_Your task_. Give every line of the listing back, exactly as written.
══ Record set ══
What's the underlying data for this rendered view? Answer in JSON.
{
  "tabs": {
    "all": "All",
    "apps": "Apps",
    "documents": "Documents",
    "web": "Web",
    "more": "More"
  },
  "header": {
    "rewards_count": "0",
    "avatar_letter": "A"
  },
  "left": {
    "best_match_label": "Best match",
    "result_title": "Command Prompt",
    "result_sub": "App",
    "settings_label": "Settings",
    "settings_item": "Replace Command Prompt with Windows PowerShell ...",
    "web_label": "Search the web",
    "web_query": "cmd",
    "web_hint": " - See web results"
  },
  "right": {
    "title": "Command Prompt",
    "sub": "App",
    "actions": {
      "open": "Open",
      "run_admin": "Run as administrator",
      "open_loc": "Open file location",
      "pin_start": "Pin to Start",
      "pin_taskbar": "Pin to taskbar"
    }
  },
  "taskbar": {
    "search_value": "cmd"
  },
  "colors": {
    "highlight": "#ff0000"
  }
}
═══
_Your response_.
What's the underlying data for this rendered view? Answer in JSON.
{
  "tabs": {
    "all": "All",
    "apps": "Apps",
    "documents": "Documents",
    "web": "Web",
    "more": "More"
  },
  "header": {
    "rewards_count": "0",
    "avatar_letter": "A"
  },
  "left": {
    "best_match_label": "Best match",
    "result_title": "Command Prompt",
    "result_sub": "App",
    "settings_label": "Settings",
    "settings_item": "Replace Command Prompt with Windows PowerShell ...",
    "web_label": "Search the web",
    "web_query": "cmd",
    "web_hint": " - See web results"
  },
  "right": {
    "title": "Command Prompt",
    "sub": "App",
    "actions": {
      "open": "Open",
      "run_admin": "Run as administrator",
      "open_loc": "Open file location",
      "pin_start": "Pin to Start",
      "pin_taskbar": "Pin to taskbar"
    }
  },
  "taskbar": {
    "search_value": "cmd"
  },
  "colors": {
    "highlight": "#ff0000"
  }
}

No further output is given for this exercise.